Cancer patients and families get much needed psychological help

Counselling for both patients and family members are just as important to cancer patients as the immediate treatment, but the cost to host families are often prohibitive. Helping to cover these expenses, the Cancer Association of Namibia this week received a major boost from a local bank.

The Cancer Association announced it has received N$150,000 for their Family Support Centre and Circle of Hope programme, from Standard Bank Namibia recently.

The Circle of Hope was adopted for the peer-to-peer psycho-social support programme, and serves as a support group for men, women, children and their families afflicted by cancer.

Rolf Hansen, Chief Executive Officer of CAN said the diagnosis and treatment of cancer have a considerable impact on a patient and can cause an increased level of distress and a higher prevalence of depression and anxiety. “Furthermore, close relatives, such as the patient’s partner, spouse and minor children have an increased risk of experiencing higher levels of distress in response to the disease,” he added.

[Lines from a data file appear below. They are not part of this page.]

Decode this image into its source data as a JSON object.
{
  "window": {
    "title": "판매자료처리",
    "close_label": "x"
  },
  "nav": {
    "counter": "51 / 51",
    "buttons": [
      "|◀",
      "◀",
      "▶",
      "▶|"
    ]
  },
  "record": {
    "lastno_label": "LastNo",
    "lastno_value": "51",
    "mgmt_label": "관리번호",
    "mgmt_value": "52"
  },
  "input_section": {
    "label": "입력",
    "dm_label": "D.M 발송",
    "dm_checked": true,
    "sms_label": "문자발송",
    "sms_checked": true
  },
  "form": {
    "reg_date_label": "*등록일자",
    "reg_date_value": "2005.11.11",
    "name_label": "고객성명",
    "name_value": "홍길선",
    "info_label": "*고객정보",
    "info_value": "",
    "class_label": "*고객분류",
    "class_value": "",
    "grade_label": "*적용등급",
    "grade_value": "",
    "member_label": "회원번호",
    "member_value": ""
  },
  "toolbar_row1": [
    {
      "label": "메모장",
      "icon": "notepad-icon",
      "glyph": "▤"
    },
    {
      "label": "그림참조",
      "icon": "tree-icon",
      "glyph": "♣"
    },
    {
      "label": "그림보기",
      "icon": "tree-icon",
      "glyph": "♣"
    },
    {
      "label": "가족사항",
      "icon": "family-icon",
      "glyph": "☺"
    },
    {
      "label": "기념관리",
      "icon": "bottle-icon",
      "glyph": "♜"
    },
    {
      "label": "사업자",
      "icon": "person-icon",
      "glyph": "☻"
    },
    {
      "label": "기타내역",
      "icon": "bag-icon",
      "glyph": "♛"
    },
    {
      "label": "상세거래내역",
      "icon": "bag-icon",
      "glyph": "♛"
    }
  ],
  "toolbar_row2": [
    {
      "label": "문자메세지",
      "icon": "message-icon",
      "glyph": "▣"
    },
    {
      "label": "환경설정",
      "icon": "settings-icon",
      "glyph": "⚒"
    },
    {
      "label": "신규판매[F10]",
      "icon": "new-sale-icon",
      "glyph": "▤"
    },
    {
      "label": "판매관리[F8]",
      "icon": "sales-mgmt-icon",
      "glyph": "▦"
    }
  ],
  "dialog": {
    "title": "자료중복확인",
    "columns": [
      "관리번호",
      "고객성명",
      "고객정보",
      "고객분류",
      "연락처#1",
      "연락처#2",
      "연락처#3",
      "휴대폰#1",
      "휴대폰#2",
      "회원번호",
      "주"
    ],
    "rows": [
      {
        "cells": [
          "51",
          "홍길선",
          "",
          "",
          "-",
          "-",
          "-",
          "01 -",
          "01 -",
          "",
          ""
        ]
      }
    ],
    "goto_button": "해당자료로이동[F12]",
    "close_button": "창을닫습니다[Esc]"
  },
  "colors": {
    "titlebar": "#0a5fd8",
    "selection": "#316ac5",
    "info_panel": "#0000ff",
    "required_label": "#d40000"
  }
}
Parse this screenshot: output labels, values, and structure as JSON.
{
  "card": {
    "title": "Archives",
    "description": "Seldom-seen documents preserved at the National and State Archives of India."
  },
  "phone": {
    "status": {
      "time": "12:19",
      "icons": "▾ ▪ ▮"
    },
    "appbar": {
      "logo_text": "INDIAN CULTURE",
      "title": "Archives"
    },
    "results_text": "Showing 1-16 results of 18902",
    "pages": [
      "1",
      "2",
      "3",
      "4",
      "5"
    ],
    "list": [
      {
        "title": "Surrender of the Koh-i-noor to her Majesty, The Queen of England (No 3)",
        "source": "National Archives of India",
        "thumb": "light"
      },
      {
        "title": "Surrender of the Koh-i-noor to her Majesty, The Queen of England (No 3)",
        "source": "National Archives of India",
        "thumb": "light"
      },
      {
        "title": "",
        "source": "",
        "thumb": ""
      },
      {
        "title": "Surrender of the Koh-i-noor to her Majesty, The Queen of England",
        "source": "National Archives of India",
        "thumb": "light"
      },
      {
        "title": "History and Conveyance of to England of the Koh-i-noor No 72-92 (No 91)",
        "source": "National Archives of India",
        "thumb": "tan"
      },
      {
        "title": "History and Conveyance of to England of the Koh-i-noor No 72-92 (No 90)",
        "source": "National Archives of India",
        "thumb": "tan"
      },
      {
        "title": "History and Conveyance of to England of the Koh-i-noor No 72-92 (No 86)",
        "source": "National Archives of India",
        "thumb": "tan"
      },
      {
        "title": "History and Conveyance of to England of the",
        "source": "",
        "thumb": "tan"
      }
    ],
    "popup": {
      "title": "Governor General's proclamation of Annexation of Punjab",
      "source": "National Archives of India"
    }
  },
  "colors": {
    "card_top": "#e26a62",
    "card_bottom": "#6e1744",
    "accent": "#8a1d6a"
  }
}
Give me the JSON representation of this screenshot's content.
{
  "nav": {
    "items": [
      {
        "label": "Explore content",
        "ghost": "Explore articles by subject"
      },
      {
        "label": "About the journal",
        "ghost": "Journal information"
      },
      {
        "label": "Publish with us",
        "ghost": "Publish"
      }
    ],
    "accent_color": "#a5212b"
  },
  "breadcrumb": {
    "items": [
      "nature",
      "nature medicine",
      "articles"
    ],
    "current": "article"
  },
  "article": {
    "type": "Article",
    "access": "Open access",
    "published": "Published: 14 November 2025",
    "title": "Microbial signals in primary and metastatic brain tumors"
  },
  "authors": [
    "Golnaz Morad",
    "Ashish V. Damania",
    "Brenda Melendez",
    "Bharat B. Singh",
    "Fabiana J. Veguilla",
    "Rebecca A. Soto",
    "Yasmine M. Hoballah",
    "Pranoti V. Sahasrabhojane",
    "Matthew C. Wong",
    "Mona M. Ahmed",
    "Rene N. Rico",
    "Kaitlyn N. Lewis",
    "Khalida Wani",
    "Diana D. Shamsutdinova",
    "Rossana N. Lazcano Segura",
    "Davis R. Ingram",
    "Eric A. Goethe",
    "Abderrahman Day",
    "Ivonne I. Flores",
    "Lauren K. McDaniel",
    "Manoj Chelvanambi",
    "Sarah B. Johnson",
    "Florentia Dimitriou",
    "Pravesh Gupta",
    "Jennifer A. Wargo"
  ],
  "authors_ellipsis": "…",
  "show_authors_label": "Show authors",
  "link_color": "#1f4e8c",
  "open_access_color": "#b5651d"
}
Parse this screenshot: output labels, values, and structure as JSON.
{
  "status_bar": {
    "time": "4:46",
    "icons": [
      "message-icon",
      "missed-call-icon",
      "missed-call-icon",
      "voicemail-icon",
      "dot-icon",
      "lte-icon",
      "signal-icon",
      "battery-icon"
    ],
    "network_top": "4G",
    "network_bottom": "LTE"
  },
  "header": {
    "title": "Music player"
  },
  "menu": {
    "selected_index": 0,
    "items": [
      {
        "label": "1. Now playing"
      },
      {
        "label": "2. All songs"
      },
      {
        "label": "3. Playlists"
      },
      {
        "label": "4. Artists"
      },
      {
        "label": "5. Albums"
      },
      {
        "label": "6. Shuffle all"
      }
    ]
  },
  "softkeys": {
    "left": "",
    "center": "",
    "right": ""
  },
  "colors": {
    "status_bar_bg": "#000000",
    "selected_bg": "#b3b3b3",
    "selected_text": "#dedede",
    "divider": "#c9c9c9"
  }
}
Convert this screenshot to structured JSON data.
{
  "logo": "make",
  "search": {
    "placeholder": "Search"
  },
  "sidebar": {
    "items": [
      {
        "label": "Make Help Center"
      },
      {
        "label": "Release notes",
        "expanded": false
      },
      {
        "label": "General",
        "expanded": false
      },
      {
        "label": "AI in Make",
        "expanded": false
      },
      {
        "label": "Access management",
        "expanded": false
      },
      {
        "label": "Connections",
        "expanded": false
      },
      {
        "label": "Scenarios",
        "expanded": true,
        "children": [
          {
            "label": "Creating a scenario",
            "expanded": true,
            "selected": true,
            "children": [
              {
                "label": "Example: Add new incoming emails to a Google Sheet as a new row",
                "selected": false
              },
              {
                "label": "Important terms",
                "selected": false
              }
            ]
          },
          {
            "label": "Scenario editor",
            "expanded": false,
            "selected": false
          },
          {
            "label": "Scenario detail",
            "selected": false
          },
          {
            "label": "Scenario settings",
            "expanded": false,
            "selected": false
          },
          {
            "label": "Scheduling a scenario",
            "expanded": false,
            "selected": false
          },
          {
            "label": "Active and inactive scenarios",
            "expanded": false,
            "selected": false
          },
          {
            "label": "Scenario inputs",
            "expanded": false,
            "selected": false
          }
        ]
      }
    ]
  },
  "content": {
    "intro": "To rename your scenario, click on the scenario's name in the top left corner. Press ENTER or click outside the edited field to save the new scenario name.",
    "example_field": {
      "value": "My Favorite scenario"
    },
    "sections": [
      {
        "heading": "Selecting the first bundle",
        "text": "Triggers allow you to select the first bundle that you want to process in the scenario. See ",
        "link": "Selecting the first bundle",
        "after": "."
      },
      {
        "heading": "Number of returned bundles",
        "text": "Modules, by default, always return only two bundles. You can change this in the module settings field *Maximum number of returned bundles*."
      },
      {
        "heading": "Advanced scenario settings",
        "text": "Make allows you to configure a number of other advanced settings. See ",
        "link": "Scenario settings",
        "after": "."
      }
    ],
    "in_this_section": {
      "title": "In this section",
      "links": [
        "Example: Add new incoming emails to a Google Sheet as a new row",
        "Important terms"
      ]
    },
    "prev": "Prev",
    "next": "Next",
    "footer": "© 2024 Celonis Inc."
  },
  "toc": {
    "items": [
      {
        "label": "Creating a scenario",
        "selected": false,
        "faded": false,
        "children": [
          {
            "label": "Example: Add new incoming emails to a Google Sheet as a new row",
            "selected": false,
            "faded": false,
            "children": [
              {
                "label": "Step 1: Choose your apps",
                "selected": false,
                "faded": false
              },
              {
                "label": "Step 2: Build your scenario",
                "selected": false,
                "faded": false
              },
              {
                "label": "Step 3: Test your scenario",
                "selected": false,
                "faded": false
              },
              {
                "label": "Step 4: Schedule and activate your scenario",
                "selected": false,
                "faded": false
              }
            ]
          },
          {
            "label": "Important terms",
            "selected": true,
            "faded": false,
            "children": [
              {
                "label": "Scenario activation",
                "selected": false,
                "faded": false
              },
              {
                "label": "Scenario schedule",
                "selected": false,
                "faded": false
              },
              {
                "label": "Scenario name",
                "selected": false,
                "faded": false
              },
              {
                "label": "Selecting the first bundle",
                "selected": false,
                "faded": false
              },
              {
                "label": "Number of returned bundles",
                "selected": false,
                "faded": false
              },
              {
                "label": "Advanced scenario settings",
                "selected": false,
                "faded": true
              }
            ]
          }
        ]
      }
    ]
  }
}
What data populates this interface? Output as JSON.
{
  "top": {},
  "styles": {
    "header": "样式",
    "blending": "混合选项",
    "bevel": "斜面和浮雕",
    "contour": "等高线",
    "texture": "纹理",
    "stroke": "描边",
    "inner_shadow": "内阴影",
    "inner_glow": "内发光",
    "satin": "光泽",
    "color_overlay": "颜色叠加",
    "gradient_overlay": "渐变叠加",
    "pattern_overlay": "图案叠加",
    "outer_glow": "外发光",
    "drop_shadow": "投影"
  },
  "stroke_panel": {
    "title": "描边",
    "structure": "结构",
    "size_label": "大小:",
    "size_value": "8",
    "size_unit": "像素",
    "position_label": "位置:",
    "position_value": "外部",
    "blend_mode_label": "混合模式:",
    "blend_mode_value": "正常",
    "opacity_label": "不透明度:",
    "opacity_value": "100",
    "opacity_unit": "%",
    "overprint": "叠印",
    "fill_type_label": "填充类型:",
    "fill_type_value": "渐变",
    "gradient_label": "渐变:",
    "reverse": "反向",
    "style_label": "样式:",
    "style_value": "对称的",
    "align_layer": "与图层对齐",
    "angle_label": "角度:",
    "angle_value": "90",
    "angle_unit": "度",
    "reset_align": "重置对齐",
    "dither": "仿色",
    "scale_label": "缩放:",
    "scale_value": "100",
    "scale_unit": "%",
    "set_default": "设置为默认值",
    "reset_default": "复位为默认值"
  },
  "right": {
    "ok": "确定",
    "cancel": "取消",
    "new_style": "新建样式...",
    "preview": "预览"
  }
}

He also explained even though the availability of psycho-oncological support for the patient and their relatives is a goal of integrated cancer care and has been acknowledged in recent guidelines, it is not readily available in many countries. “Thus, within the Namibian context, we can be very proud of what we are together accomplishing today,” he concluded.

The Standard Bank Family Support Centre and Circle of Hope programme has as some of its core objective to train volunteers to support newly diagnosed patients and their families, improve the quality of life of the patients and their families, provide support to caregiver, survivors and volunteers, and to reduce the cancer mortality rate in Namibia.

The programme is a non-medical programme designed to support cancer patients and their families in coping with treatment and also to try and lead normal lives after a cancer diagnosis.

Dr Ndapewa Hamunime, Chairperson of the Bank’s Corporate Social Investment (CSI) Board said CSI has always been the lens through which their business ensures long term value creation and sustainability. “It talks to not only improving the lives of our communities but that of our shareholders and instills the culture of volunteerism amongst our employees,” she added.

Standard Bank Namibia also launched their Corporate Social Investment Report at the same event.

About The Author

Mandisa Rasmeni

Mandisa Rasmeni has worked as reporter at the Economist for the past five years, first on the entertainment beat but now focussing more on community, social and health reporting. She is a born writer and she believes education is the greatest equalizer. She received her degree in Journalism at the Namibia University of Science and Technology (NUST) in June 2021. . She is the epitome of perseverance, having started as the newspaper's receptionist in 2013.